What you should do ->
Restate all of the data below word for word.

Stored dataset items
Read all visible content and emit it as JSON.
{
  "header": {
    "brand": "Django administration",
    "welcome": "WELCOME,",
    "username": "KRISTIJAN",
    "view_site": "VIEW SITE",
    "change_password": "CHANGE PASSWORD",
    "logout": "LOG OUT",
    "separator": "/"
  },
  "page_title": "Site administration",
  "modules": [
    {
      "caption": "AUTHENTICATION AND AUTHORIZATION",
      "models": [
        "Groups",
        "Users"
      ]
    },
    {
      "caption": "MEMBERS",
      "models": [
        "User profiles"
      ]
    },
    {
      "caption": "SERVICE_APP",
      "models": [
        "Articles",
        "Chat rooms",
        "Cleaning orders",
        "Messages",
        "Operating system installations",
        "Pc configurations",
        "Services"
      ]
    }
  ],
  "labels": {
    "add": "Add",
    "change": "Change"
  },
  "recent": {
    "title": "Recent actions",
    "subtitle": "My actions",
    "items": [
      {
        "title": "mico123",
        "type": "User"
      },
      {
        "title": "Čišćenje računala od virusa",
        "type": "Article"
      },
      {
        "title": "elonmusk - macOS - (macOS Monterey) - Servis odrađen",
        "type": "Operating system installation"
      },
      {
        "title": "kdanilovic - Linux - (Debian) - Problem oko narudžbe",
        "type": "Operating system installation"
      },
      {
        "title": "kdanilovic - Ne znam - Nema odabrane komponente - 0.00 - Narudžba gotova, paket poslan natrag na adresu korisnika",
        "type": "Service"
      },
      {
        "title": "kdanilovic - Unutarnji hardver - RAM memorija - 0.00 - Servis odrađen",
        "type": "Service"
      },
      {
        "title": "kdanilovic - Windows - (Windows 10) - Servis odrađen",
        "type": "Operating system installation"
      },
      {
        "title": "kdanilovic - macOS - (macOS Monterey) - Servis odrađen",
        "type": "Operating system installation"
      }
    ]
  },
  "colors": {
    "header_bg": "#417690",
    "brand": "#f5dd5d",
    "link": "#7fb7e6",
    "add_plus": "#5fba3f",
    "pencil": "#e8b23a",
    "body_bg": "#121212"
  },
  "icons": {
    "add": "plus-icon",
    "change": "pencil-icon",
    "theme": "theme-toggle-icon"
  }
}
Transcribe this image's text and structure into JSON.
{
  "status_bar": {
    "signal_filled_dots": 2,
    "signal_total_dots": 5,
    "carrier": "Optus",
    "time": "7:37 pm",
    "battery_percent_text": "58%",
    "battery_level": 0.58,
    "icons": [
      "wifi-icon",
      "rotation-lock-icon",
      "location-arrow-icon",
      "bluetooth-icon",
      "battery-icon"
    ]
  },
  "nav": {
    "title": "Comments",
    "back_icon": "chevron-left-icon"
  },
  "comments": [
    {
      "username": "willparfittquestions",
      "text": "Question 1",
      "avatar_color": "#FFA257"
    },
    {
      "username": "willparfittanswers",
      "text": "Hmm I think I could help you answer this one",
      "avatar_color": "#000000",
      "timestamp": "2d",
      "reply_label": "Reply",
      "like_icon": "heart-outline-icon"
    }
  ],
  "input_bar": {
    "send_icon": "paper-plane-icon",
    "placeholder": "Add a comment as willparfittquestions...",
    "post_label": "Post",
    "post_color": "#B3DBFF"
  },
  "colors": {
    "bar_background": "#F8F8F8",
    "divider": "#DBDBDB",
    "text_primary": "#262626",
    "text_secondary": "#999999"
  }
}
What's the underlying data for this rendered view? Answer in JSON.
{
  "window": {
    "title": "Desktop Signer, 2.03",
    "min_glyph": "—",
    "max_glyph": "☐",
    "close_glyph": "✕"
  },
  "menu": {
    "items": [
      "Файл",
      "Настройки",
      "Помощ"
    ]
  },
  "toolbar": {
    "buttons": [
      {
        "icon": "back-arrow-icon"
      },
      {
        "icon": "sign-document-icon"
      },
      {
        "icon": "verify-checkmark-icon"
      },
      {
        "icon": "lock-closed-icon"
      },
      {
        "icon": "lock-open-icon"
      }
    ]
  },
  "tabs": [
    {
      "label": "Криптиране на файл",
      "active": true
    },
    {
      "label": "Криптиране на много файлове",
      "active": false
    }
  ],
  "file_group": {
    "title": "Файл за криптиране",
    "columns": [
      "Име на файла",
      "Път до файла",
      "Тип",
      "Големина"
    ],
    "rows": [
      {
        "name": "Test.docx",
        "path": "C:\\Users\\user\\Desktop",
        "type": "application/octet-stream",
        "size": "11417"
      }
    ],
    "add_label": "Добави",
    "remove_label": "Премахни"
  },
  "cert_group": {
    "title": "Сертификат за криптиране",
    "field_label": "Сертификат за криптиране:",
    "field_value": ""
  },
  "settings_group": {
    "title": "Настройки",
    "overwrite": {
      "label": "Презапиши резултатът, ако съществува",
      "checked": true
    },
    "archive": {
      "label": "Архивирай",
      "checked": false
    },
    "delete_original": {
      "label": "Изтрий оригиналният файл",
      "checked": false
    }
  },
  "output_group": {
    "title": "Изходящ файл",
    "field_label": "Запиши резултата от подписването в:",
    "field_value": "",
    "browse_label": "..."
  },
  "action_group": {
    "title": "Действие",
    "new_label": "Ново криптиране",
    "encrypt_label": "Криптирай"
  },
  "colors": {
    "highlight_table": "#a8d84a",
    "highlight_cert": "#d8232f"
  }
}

Finished task ->
Read all visible content and emit it as JSON.
{
  "header": {
    "brand": "Django administration",
    "welcome": "WELCOME,",
    "username": "KRISTIJAN",
    "view_site": "VIEW SITE",
    "change_password": "CHANGE PASSWORD",
    "logout": "LOG OUT",
    "separator": "/"
  },
  "page_title": "Site administration",
  "modules": [
    {
      "caption": "AUTHENTICATION AND AUTHORIZATION",
      "models": [
        "Groups",
        "Users"
      ]
    },
    {
      "caption": "MEMBERS",
      "models": [
        "User profiles"
      ]
    },
    {
      "caption": "SERVICE_APP",
      "models": [
        "Articles",
        "Chat rooms",
        "Cleaning orders",
        "Messages",
        "Operating system installations",
        "Pc configurations",
        "Services"
      ]
    }
  ],
  "labels": {
    "add": "Add",
    "change": "Change"
  },
  "recent": {
    "title": "Recent actions",
    "subtitle": "My actions",
    "items": [
      {
        "title": "mico123",
        "type": "User"
      },
      {
        "title": "Čišćenje računala od virusa",
        "type": "Article"
      },
      {
        "title": "elonmusk - macOS - (macOS Monterey) - Servis odrađen",
        "type": "Operating system installation"
      },
      {
        "title": "kdanilovic - Linux - (Debian) - Problem oko narudžbe",
        "type": "Operating system installation"
      },
      {
        "title": "kdanilovic - Ne znam - Nema odabrane komponente - 0.00 - Narudžba gotova, paket poslan natrag na adresu korisnika",
        "type": "Service"
      },
      {
        "title": "kdanilovic - Unutarnji hardver - RAM memorija - 0.00 - Servis odrađen",
        "type": "Service"
      },
      {
        "title": "kdanilovic - Windows - (Windows 10) - Servis odrađen",
        "type": "Operating system installation"
      },
      {
        "title": "kdanilovic - macOS - (macOS Monterey) - Servis odrađen",
        "type": "Operating system installation"
      }
    ]
  },
  "colors": {
    "header_bg": "#417690",
    "brand": "#f5dd5d",
    "link": "#7fb7e6",
    "add_plus": "#5fba3f",
    "pencil": "#e8b23a",
    "body_bg": "#121212"
  },
  "icons": {
    "add": "plus-icon",
    "change": "pencil-icon",
    "theme": "theme-toggle-icon"
  }
}
Transcribe this image's text and structure into JSON.
{
  "status_bar": {
    "signal_filled_dots": 2,
    "signal_total_dots": 5,
    "carrier": "Optus",
    "time": "7:37 pm",
    "battery_percent_text": "58%",
    "battery_level": 0.58,
    "icons": [
      "wifi-icon",
      "rotation-lock-icon",
      "location-arrow-icon",
      "bluetooth-icon",
      "battery-icon"
    ]
  },
  "nav": {
    "title": "Comments",
    "back_icon": "chevron-left-icon"
  },
  "comments": [
    {
      "username": "willparfittquestions",
      "text": "Question 1",
      "avatar_color": "#FFA257"
    },
    {
      "username": "willparfittanswers",
      "text": "Hmm I think I could help you answer this one",
      "avatar_color": "#000000",
      "timestamp": "2d",
      "reply_label": "Reply",
      "like_icon": "heart-outline-icon"
    }
  ],
  "input_bar": {
    "send_icon": "paper-plane-icon",
    "placeholder": "Add a comment as willparfittquestions...",
    "post_label": "Post",
    "post_color": "#B3DBFF"
  },
  "colors": {
    "bar_background": "#F8F8F8",
    "divider": "#DBDBDB",
    "text_primary": "#262626",
    "text_secondary": "#999999"
  }
}
What's the underlying data for this rendered view? Answer in JSON.
{
  "window": {
    "title": "Desktop Signer, 2.03",
    "min_glyph": "—",
    "max_glyph": "☐",
    "close_glyph": "✕"
  },
  "menu": {
    "items": [
      "Файл",
      "Настройки",
      "Помощ"
    ]
  },
  "toolbar": {
    "buttons": [
      {
        "icon": "back-arrow-icon"
      },
      {
        "icon": "sign-document-icon"
      },
      {
        "icon": "verify-checkmark-icon"
      },
      {
        "icon": "lock-closed-icon"
      },
      {
        "icon": "lock-open-icon"
      }
    ]
  },
  "tabs": [
    {
      "label": "Криптиране на файл",
      "active": true
    },
    {
      "label": "Криптиране на много файлове",
      "active": false
    }
  ],
  "file_group": {
    "title": "Файл за криптиране",
    "columns": [
      "Име на файла",
      "Път до файла",
      "Тип",
      "Големина"
    ],
    "rows": [
      {
        "name": "Test.docx",
        "path": "C:\\Users\\user\\Desktop",
        "type": "application/octet-stream",
        "size": "11417"
      }
    ],
    "add_label": "Добави",
    "remove_label": "Премахни"
  },
  "cert_group": {
    "title": "Сертификат за криптиране",
    "field_label": "Сертификат за криптиране:",
    "field_value": ""
  },
  "settings_group": {
    "title": "Настройки",
    "overwrite": {
      "label": "Презапиши резултатът, ако съществува",
      "checked": true
    },
    "archive": {
      "label": "Архивирай",
      "checked": false
    },
    "delete_original": {
      "label": "Изтрий оригиналният файл",
      "checked": false
    }
  },
  "output_group": {
    "title": "Изходящ файл",
    "field_label": "Запиши резултата от подписването в:",
    "field_value": "",
    "browse_label": "..."
  },
  "action_group": {
    "title": "Действие",
    "new_label": "Ново криптиране",
    "encrypt_label": "Криптирай"
  },
  "colors": {
    "highlight_table": "#a8d84a",
    "highlight_cert": "#d8232f"
  }
}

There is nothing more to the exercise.